Monkeypox symptoms can include:
• Rash (typically located near genitals and could be found on other areas like hands, feet, face, etc.) • Pimples or blisters and are painful or itchy • Fever • Chills • Swollen lymph nodes • Exhaustion • Muscle aches and back pain • Headache • Flu-like symptoms such as sore throat, nasal congestion, or cough
The above symptoms can last anywhere from two (2) to four (4) weeks.
• Those exposed to someone with monkeypox (MPV) or who have a rash they think might be MPV, should contact their healthcare provider and get tested as soon as possible. • Those with a suspicious rash should stay away from others, cover all of the lesions, and wear a mask until they can see their health care provider. • Wash hands with soap and water or use an alcohol-based hand sanitizer, especially before eating or touching one’s face and after using the bathroom. • Avoid direct, skin-to-skin contact with people who have MPV lesions or rashes that look like they may be MPV. • Talk to the people with whom you have come in direct contact, including intimate and sexual contact, about their general health and any other recent rashes or sores. • Avoid contact with any objects, fabrics or materials, such as bedding, clothing and towels, that have been in contact with an infected person.

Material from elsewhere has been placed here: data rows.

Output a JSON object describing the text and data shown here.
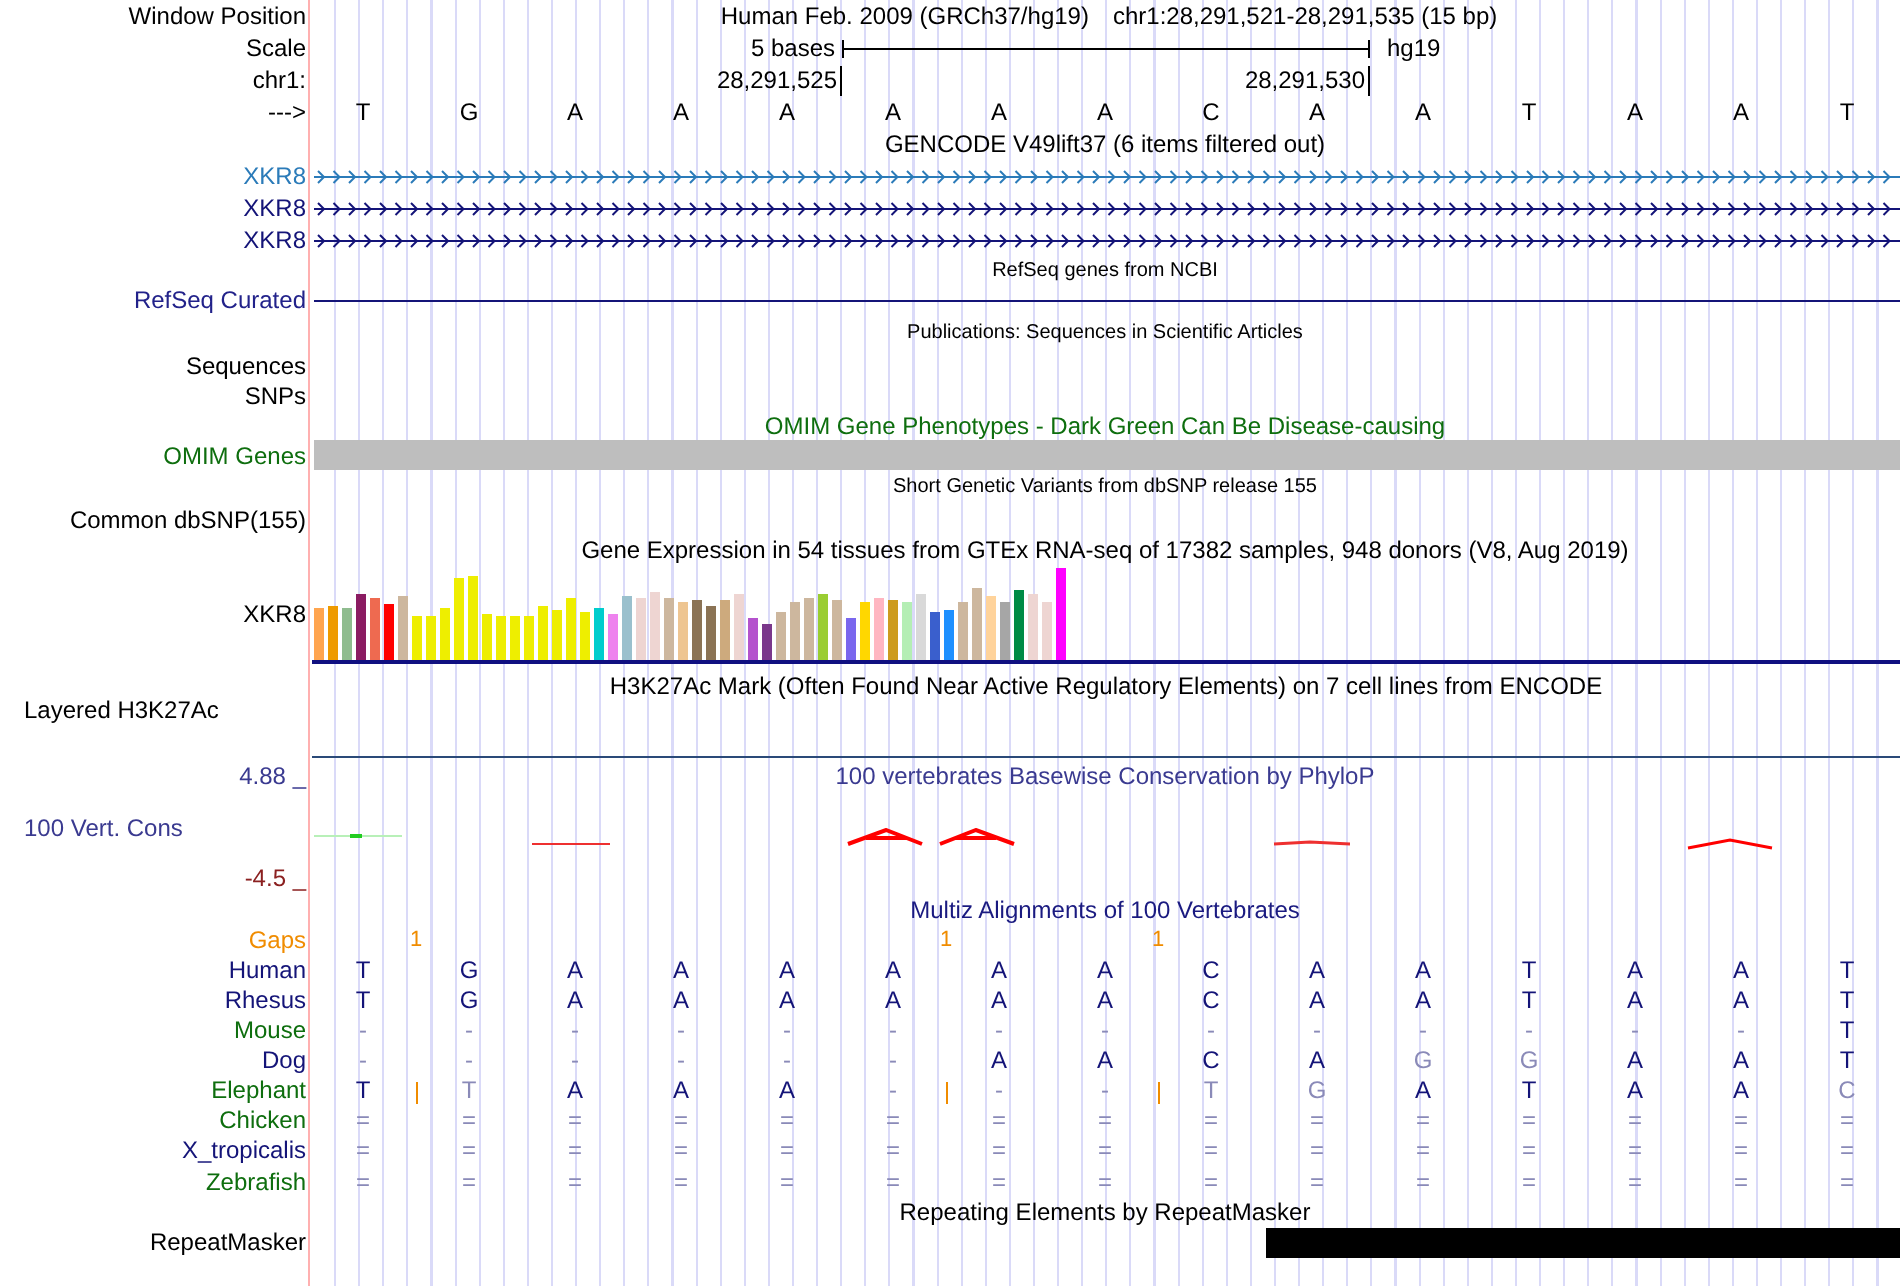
{
  "header": {
    "label": "Window Position",
    "assembly": "Human Feb. 2009 (GRCh37/hg19)",
    "position": "chr1:28,291,521-28,291,535 (15 bp)"
  },
  "scale": {
    "label": "Scale",
    "span": "5 bases",
    "assembly": "hg19"
  },
  "coordinates": {
    "label": "chr1:",
    "ticks": [
      "28,291,525",
      "28,291,530"
    ]
  },
  "sequence": {
    "label": "--->",
    "bases": [
      "T",
      "G",
      "A",
      "A",
      "A",
      "A",
      "A",
      "A",
      "C",
      "A",
      "A",
      "T",
      "A",
      "A",
      "T"
    ]
  },
  "tracks": [
    {
      "kind": "genes",
      "title": "GENCODE V49lift37 (6 items filtered out)",
      "items": [
        {
          "label": "XKR8",
          "color": "#2b7bb9"
        },
        {
          "label": "XKR8",
          "color": "#141478"
        },
        {
          "label": "XKR8",
          "color": "#141478"
        }
      ]
    },
    {
      "kind": "refseq",
      "title": "RefSeq genes from NCBI",
      "label": "RefSeq Curated"
    },
    {
      "kind": "empty",
      "title": "Publications: Sequences in Scientific Articles",
      "labels": [
        "Sequences",
        "SNPs"
      ]
    },
    {
      "kind": "omim",
      "title": "OMIM Gene Phenotypes - Dark Green Can Be Disease-causing",
      "label": "OMIM Genes"
    },
    {
      "kind": "empty",
      "title": "Short Genetic Variants from dbSNP release 155",
      "labels": [
        "Common dbSNP(155)"
      ]
    },
    {
      "kind": "expression",
      "title": "Gene Expression in 54 tissues from GTEx RNA-seq of 17382 samples, 948 donors (V8, Aug 2019)",
      "label": "XKR8"
    },
    {
      "kind": "h3k27ac",
      "title": "H3K27Ac Mark (Often Found Near Active Regulatory Elements) on 7 cell lines from ENCODE",
      "label": "Layered H3K27Ac"
    },
    {
      "kind": "conservation",
      "title": "100 vertebrates Basewise Conservation by PhyloP",
      "label": "100 Vert. Cons",
      "max": "4.88 _",
      "min": "-4.5 _"
    },
    {
      "kind": "multiz",
      "title": "Multiz Alignments of 100 Vertebrates",
      "gaps": {
        "label": "Gaps",
        "color": "#f08c00",
        "counts": [
          "1",
          "1",
          "1"
        ]
      },
      "species": [
        {
          "label": "Human",
          "color": "#141478",
          "cells": [
            {
              "text": "T",
              "faded": false
            },
            {
              "text": "G",
              "faded": false
            },
            {
              "text": "A",
              "faded": false
            },
            {
              "text": "A",
              "faded": false
            },
            {
              "text": "A",
              "faded": false
            },
            {
              "text": "A",
              "faded": false
            },
            {
              "text": "A",
              "faded": false
            },
            {
              "text": "A",
              "faded": false
            },
            {
              "text": "C",
              "faded": false
            },
            {
              "text": "A",
              "faded": false
            },
            {
              "text": "A",
              "faded": false
            },
            {
              "text": "T",
              "faded": false
            },
            {
              "text": "A",
              "faded": false
            },
            {
              "text": "A",
              "faded": false
            },
            {
              "text": "T",
              "faded": false
            }
          ]
        },
        {
          "label": "Rhesus",
          "color": "#141478",
          "cells": [
            {
              "text": "T",
              "faded": false
            },
            {
              "text": "G",
              "faded": false
            },
            {
              "text": "A",
              "faded": false
            },
            {
              "text": "A",
              "faded": false
            },
            {
              "text": "A",
              "faded": false
            },
            {
              "text": "A",
              "faded": false
            },
            {
              "text": "A",
              "faded": false
            },
            {
              "text": "A",
              "faded": false
            },
            {
              "text": "C",
              "faded": false
            },
            {
              "text": "A",
              "faded": false
            },
            {
              "text": "A",
              "faded": false
            },
            {
              "text": "T",
              "faded": false
            },
            {
              "text": "A",
              "faded": false
            },
            {
              "text": "A",
              "faded": false
            },
            {
              "text": "T",
              "faded": false
            }
          ]
        },
        {
          "label": "Mouse",
          "color": "#0e6e0e",
          "cells": [
            {
              "text": "-",
              "faded": true
            },
            {
              "text": "-",
              "faded": true
            },
            {
              "text": "-",
              "faded": true
            },
            {
              "text": "-",
              "faded": true
            },
            {
              "text": "-",
              "faded": true
            },
            {
              "text": "-",
              "faded": true
            },
            {
              "text": "-",
              "faded": true
            },
            {
              "text": "-",
              "faded": true
            },
            {
              "text": "-",
              "faded": true
            },
            {
              "text": "-",
              "faded": true
            },
            {
              "text": "-",
              "faded": true
            },
            {
              "text": "-",
              "faded": true
            },
            {
              "text": "-",
              "faded": true
            },
            {
              "text": "-",
              "faded": true
            },
            {
              "text": "T",
              "faded": false
            }
          ]
        },
        {
          "label": "Dog",
          "color": "#141478",
          "cells": [
            {
              "text": "-",
              "faded": true
            },
            {
              "text": "-",
              "faded": true
            },
            {
              "text": "-",
              "faded": true
            },
            {
              "text": "-",
              "faded": true
            },
            {
              "text": "-",
              "faded": true
            },
            {
              "text": "-",
              "faded": true
            },
            {
              "text": "A",
              "faded": false
            },
            {
              "text": "A",
              "faded": false
            },
            {
              "text": "C",
              "faded": false
            },
            {
              "text": "A",
              "faded": false
            },
            {
              "text": "G",
              "faded": true
            },
            {
              "text": "G",
              "faded": true
            },
            {
              "text": "A",
              "faded": false
            },
            {
              "text": "A",
              "faded": false
            },
            {
              "text": "T",
              "faded": false
            }
          ]
        },
        {
          "label": "Elephant",
          "color": "#0e6e0e",
          "cells": [
            {
              "text": "T",
              "faded": false,
              "insertion": true
            },
            {
              "text": "T",
              "faded": true,
              "insertion": false
            },
            {
              "text": "A",
              "faded": false,
              "insertion": false
            },
            {
              "text": "A",
              "faded": false,
              "insertion": false
            },
            {
              "text": "A",
              "faded": false,
              "insertion": false
            },
            {
              "text": "-",
              "faded": true,
              "insertion": true
            },
            {
              "text": "-",
              "faded": true,
              "insertion": false
            },
            {
              "text": "-",
              "faded": true,
              "insertion": true
            },
            {
              "text": "T",
              "faded": true,
              "insertion": false
            },
            {
              "text": "G",
              "faded": true,
              "insertion": false
            },
            {
              "text": "A",
              "faded": false,
              "insertion": false
            },
            {
              "text": "T",
              "faded": false,
              "insertion": false
            },
            {
              "text": "A",
              "faded": false,
              "insertion": false
            },
            {
              "text": "A",
              "faded": false,
              "insertion": false
            },
            {
              "text": "C",
              "faded": true,
              "insertion": false
            }
          ]
        },
        {
          "label": "Chicken",
          "color": "#0e6e0e",
          "cells": [
            {
              "text": "=",
              "faded": true
            },
            {
              "text": "=",
              "faded": true
            },
            {
              "text": "=",
              "faded": true
            },
            {
              "text": "=",
              "faded": true
            },
            {
              "text": "=",
              "faded": true
            },
            {
              "text": "=",
              "faded": true
            },
            {
              "text": "=",
              "faded": true
            },
            {
              "text": "=",
              "faded": true
            },
            {
              "text": "=",
              "faded": true
            },
            {
              "text": "=",
              "faded": true
            },
            {
              "text": "=",
              "faded": true
            },
            {
              "text": "=",
              "faded": true
            },
            {
              "text": "=",
              "faded": true
            },
            {
              "text": "=",
              "faded": true
            },
            {
              "text": "=",
              "faded": true
            }
          ]
        },
        {
          "label": "X_tropicalis",
          "color": "#141478",
          "cells": [
            {
              "text": "=",
              "faded": true
            },
            {
              "text": "=",
              "faded": true
            },
            {
              "text": "=",
              "faded": true
            },
            {
              "text": "=",
              "faded": true
            },
            {
              "text": "=",
              "faded": true
            },
            {
              "text": "=",
              "faded": true
            },
            {
              "text": "=",
              "faded": true
            },
            {
              "text": "=",
              "faded": true
            },
            {
              "text": "=",
              "faded": true
            },
            {
              "text": "=",
              "faded": true
            },
            {
              "text": "=",
              "faded": true
            },
            {
              "text": "=",
              "faded": true
            },
            {
              "text": "=",
              "faded": true
            },
            {
              "text": "=",
              "faded": true
            },
            {
              "text": "=",
              "faded": true
            }
          ]
        },
        {
          "label": "Zebrafish",
          "color": "#0e6e0e",
          "cells": [
            {
              "text": "=",
              "faded": true
            },
            {
              "text": "=",
              "faded": true
            },
            {
              "text": "=",
              "faded": true
            },
            {
              "text": "=",
              "faded": true
            },
            {
              "text": "=",
              "faded": true
            },
            {
              "text": "=",
              "faded": true
            },
            {
              "text": "=",
              "faded": true
            },
            {
              "text": "=",
              "faded": true
            },
            {
              "text": "=",
              "faded": true
            },
            {
              "text": "=",
              "faded": true
            },
            {
              "text": "=",
              "faded": true
            },
            {
              "text": "=",
              "faded": true
            },
            {
              "text": "=",
              "faded": true
            },
            {
              "text": "=",
              "faded": true
            },
            {
              "text": "=",
              "faded": true
            }
          ]
        }
      ]
    },
    {
      "kind": "repeats",
      "title": "Repeating Elements by RepeatMasker",
      "label": "RepeatMasker"
    }
  ]
}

At this time, Housing will look to move students to short-term housing if they test positive for monkeypox. Since the duration of monkeypox is a bit longer, short-term housing is the best option and students in this situation will receive food delivery. For more information, review the Lincoln Park Communicable Diseases Guide or University Center (Loop) Communicable Diseases Guide, depending on your resident status.
The Department of Housing, Dining & Student Centers and Department of Residential Education have set aside units for students in need of short-term housing. These are the only cases when a short-term housing unit will be occupied:
• Residents who test positive for COVID-19 and have serious symptoms • Roommates of a COVID-positive resident with an approved request • Residents who test positive for monkeypox (MPV) or other infectious disease classified as a public health emergency • Residents living in a unit that requires major repairs
The process to request short-term housing requires a resident to:
Step 1: Contact either...
• Your building Residence Director (RD), or• The Residence Director On Duty via Public Safety
Step 2: Await approval for short-term housing from the Residence Director On Duty
Spaces in short-term housing are limited, not guaranteed. If a resident has been approved for short-term housing, they need to prepare and pack the essentials before they are transferred to a temporary unit. For the short-term housing packing list and other resources, please review the Lincoln Park Communicable Diseases Guide or University Center (Loop) Communicable Diseases Guide for on-campus residents.